I made a lovely one earlier in the year and lost the notes, boo. Peach chutney for me should be like the Sharwoods one used to be, thick and dark and ultra-sweet. But with a bit of a kick. Which means a standard chutney, made with dark sugar and a heavier vinegar, and cooked that little bit longer. So in today’s pot there are:
- 8 medium size peaches, slightly past their eating best, cut in half and stones removed
- 1 red onion, finely chopped
- 2 huge teaspoons garlic puree
- 2 huge teaspoons ginger puree
- 1 fresh red chilli, sliced
- 1 cinnamon stick
- 3 oz dark muscovado sugar
- 200 mls cider vinegar
- 1 tsp salt
Cooked down to a thick consistency, peaches cut up a bit with a spoon, with a few spoonfuls of liquid left to stop it drying out in the pot.

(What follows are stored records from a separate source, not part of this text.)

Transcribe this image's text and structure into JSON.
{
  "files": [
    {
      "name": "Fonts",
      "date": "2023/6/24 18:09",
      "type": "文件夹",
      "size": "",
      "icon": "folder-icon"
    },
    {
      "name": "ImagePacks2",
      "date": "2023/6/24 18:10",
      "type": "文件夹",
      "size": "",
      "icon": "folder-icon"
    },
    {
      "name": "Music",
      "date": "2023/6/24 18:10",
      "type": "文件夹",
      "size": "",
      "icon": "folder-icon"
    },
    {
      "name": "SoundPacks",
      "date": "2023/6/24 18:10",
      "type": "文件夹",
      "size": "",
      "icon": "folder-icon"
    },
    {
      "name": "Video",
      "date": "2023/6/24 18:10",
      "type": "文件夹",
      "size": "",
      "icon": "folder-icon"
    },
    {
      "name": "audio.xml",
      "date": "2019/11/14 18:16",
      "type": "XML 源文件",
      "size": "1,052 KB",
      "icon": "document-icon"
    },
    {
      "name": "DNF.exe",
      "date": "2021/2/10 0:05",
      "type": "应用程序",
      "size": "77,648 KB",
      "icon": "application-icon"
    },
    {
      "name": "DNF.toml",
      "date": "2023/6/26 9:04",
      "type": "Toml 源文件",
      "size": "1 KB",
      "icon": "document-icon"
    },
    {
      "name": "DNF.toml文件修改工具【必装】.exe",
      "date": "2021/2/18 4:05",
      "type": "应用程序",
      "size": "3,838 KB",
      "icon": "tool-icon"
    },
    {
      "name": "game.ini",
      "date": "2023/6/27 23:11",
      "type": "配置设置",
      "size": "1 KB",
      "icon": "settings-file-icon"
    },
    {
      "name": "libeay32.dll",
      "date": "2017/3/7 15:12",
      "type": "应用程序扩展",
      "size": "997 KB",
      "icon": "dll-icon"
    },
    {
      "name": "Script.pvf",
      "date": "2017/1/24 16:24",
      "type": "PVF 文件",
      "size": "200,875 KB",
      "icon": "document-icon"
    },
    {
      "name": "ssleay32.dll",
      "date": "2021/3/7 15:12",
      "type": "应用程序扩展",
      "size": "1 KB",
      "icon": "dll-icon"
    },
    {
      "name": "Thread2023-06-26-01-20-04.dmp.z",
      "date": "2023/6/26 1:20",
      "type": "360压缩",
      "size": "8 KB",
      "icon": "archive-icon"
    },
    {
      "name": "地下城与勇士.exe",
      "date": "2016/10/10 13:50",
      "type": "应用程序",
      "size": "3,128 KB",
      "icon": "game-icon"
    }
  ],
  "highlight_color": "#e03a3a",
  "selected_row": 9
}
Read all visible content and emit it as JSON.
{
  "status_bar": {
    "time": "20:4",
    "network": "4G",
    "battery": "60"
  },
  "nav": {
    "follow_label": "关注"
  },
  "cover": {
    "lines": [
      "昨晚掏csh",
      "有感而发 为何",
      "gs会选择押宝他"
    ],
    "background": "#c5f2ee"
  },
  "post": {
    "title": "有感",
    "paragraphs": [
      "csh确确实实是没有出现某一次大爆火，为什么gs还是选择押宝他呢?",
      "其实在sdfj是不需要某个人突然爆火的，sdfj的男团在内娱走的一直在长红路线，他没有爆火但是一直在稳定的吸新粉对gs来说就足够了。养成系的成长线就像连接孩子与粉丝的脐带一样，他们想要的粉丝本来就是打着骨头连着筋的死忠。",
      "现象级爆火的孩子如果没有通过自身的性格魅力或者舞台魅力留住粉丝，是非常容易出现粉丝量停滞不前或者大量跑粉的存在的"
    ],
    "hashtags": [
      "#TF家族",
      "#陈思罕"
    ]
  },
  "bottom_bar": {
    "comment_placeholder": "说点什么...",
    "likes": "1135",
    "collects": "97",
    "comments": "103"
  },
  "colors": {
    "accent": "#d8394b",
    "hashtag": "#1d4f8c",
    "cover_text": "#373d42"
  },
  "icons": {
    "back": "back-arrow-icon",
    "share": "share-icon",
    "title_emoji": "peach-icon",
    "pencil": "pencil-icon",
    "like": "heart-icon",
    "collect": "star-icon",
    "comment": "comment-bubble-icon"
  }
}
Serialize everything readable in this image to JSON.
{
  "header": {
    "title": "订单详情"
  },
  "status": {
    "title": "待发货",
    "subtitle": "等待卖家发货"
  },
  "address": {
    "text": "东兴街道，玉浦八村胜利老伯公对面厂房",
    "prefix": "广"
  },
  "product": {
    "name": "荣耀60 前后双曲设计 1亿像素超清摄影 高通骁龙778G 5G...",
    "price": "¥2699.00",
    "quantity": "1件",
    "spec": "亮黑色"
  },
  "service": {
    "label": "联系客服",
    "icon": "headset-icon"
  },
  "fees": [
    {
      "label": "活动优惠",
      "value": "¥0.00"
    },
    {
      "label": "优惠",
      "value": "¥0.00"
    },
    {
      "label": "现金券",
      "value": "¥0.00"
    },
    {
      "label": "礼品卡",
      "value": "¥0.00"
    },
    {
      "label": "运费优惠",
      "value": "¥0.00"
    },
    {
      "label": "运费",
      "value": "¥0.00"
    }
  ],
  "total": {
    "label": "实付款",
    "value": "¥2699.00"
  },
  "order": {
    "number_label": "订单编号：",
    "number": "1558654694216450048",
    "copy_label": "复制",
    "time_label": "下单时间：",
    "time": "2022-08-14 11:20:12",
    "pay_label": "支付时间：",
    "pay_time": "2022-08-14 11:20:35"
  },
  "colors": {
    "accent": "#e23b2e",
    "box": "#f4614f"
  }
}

Yeech, that’s hot. Put up in a sealed jar and leave for a few weeks to really settle in. Chutneys like this are good in cheddar cheese sandwiches, with cold ham salad, or as part of an Indian pickle tray.
Rhubarb / Apple Chutney
I have 2 sticks of rhubarb left to play with, and a couple of baking apples left over from a dinner last week. I’m aiming for a light wet chutney, where the bulk of the fruit has turned to a puree with some tiny onion pieces for texture.
- 2 sticks rhubarb, cut in half lengthways then into 1″ pieces
- 2 Bramley cooking apples, cored and cut into pieces a similar size to the rhubarb, not peeled
- 1 small white onion, very finely chopped
- 1 tsp each pureed garlic / ginger
- 1 tsp salt
- 3 oz white sugar
- 200 mls white wine vinegar, split into 150/50 ml portions
Put the bigger amount of vinegar in the pot, add rhubarb, sugar, onion, garlic, ginger, salt. Stir about a bit. and bring to simmer. Add apple pieces, sprinkle with the remaining vinegar (so raw apple doesn’t brown). Put the lid on the pot and leave it for about half an hour. Stir it up briskly, raise the heat, and cook it until it is a thick sauce, and all the big pieces of fruit have turned to mush. It’s like a super-tart apple sauce with threads of greeny-pink rhubarb running through it.
Again, I’m going to pot up in a sealed jar, but I’m tempted to keep it in the fridge in case it doesn’t have enough preservative in it. It’ll be brill cold with roast pork, blue cheese, even a good old fried breakfast with black pudding and thick bacon.